Commentary

Tim Quast
Traders Magazine Online News

We're All HFTs Now

In this guest commentary, author Tim Quast looks back at the history of HFT and how the market has evolved to where many firms now fit the definition of high-frequency trader.

Traders Poll

Are you in favor of a pilot program and examination of the rebate system by the SEC?




Free Site Registration

January 1, 2000

Jury Finds NASD's Zarb Misled Super Bowl Hero

By Staff Reports

Philip J. McConkey was awarded $10 million in damages last month by a jury that found that Frank G. Zarb, chairman of the National Association of Securities Dealers, lied to him about the sale of an insurance company that he had chaired.

The ex-Giant, who is best known for making the winning play in the 1987 Superbowl against Denver, had sued Zarb and the Chicago-based insurance company, the Aon Corporation, for $10 million.

McConkey removed Zarb as a defendant before the trial began. McConkey is now reunited - sort of - with Zarb. He is a consultant to the investment banking group and sales trading unit at Gerard Klauer Mattison, an NASD member firm in New York.

Deception

At the two-week trial before an Essex County, N.J. jury, McConkey charged Zarb, the former chairman and chief executive of Alexander & Alexander Services, an insurance brokerage firm, with deceiving him about the merger of Alexander & Alexander with Aon. The six-member jury awarded the former pro-football player $5 million in punitive damages, $3 million for lost wages, and $2 million for emotional distress. Aon plans to appeal the verdict.

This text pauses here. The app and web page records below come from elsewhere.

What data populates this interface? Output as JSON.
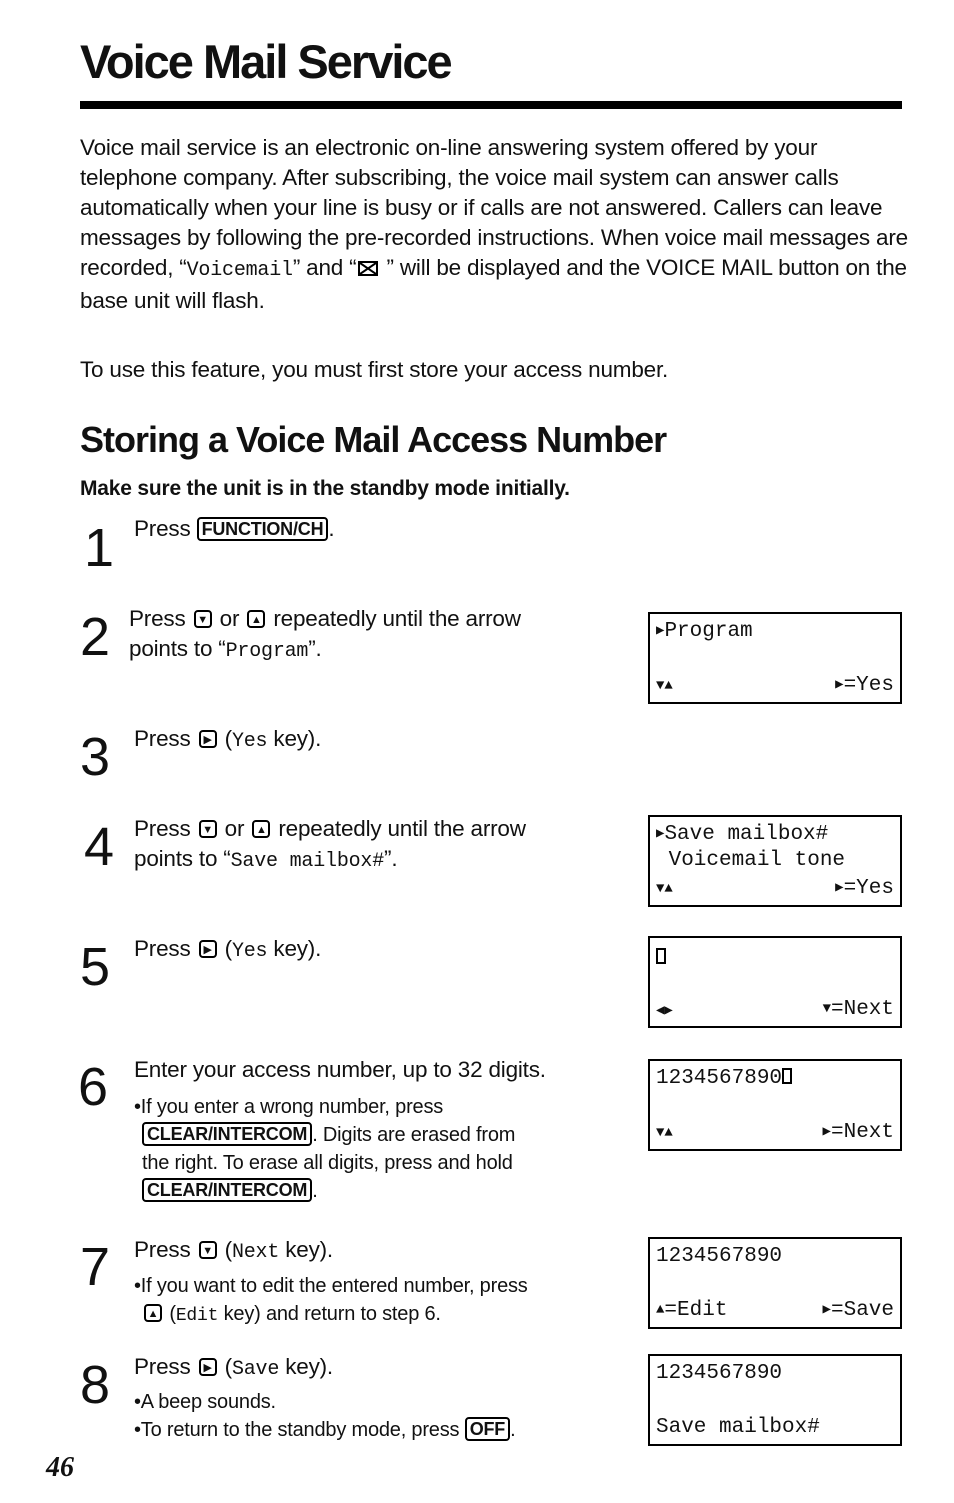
{
  "header": {
    "title": "Voice Mail Service"
  },
  "intro": {
    "p1_part1": "Voice mail service is an electronic on-line answering system offered by your telephone company. After subscribing, the voice mail system can answer calls automatically when your line is busy or if calls are not answered. Callers can leave messages by following the pre-recorded instructions. When voice mail messages are recorded, “",
    "p1_mono": "Voicemail",
    "p1_part2": "” and “",
    "p1_icon": "envelope-icon",
    "p1_part3": " ” will be displayed and the VOICE MAIL button on the base unit will flash.",
    "p2": "To use this feature, you must first store your access number."
  },
  "section": {
    "title": "Storing a Voice Mail Access Number",
    "subtitle": "Make sure the unit is in the standby mode initially."
  },
  "steps": [
    {
      "num": "1",
      "press": "Press ",
      "key": "FUNCTION/CH",
      "after": "."
    },
    {
      "num": "2",
      "press": "Press ",
      "or": " or ",
      "rest1": " repeatedly until the arrow",
      "rest2a": "points to “",
      "mono": "Program",
      "rest2b": "”."
    },
    {
      "num": "3",
      "press": "Press ",
      "open": " (",
      "mono": "Yes",
      "close": " key)."
    },
    {
      "num": "4",
      "press": "Press ",
      "or": " or ",
      "rest1": " repeatedly until the arrow",
      "rest2a": "points to “",
      "mono": "Save mailbox#",
      "rest2b": "”."
    },
    {
      "num": "5",
      "press": "Press ",
      "open": " (",
      "mono": "Yes",
      "close": " key)."
    },
    {
      "num": "6",
      "text": "Enter your access number, up to 32 digits.",
      "b1": "•If you enter a wrong number, press",
      "key": "CLEAR/INTERCOM",
      "b2": ". Digits are erased from",
      "b3": "the right. To erase all digits, press and hold",
      "b4": "."
    },
    {
      "num": "7",
      "press": "Press ",
      "open": " (",
      "mono": "Next",
      "close": " key).",
      "b1": "•If you want to edit the entered number, press",
      "b2open": " (",
      "b2mono": "Edit",
      "b2close": " key) and return to step 6."
    },
    {
      "num": "8",
      "press": "Press ",
      "open": " (",
      "mono": "Save",
      "close": " key).",
      "b1": "•A beep sounds.",
      "b2": "•To return to the standby mode, press ",
      "key": "OFF",
      "b2end": "."
    }
  ],
  "arrows": {
    "down": "▼",
    "up": "▲",
    "right": "▶",
    "left": "◀"
  },
  "displays": [
    {
      "line1": "Program",
      "line1_arrow": "▶",
      "line2": "",
      "bl": "▼▲",
      "br_arrow": "▶",
      "br": "=Yes"
    },
    {
      "line1": "Save mailbox#",
      "line1_arrow": "▶",
      "line2": " Voicemail tone",
      "bl": "▼▲",
      "br_arrow": "▶",
      "br": "=Yes"
    },
    {
      "line1": "",
      "line2": "",
      "bl": "◀▶",
      "br_arrow": "▼",
      "br": "=Next"
    },
    {
      "line1": "1234567890",
      "line2": "",
      "bl": "▼▲",
      "br_arrow": "▶",
      "br": "=Next"
    },
    {
      "line1": "1234567890",
      "line2": "",
      "bl_arrow": "▲",
      "bl": "=Edit",
      "br_arrow": "▶",
      "br": "=Save"
    },
    {
      "line1": "1234567890",
      "line2": "",
      "bl": "Save mailbox#",
      "br": ""
    }
  ],
  "footer": {
    "page_number": "46"
  }
}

Like many retired sports superstars, McConkey traded in his uniform for a business suit and became a successful sales executive. He served as vice president of the Ross & Company Insurance in Fairfield, N.J., where he built up a substantial client base.

Alexander & Alexander recruited McConkey in 1995. According to McConkey, Zarb made misleading

statements to induce him to leave his insurance job and join Alexander & Alexander. McConkey told the jury that he had heard rumors that Alexander & Alexander would be acquired by Aon. He wanted to be assured by Zarb that the merger would not go through before he left Ross & Company. He testified that Zarb told him that the rumors were "unfounded" and that Alexander & Alexander was "the predator, not the prey."

Zarb testified that he had met several times with Aon's chairman, Patrick G. Ryan, and discussed possible "business combinations." He said that "these were musings" and "none of it did get very serious." McConkey left his insurance job in May 1996 and started working for Alexander & Alexander. Seven months later, Aon announced it was buying the insurance brokerage firm for $1.23 billion. When McConkey first heard the news, he told the jury that "I felt as if I had gotten a helmet, full speed, in the stomach." He was fired from Aon in March 1997.

A spokesman for Zarb at the NASD said, "We're disappointed. At no time was McConkey misled."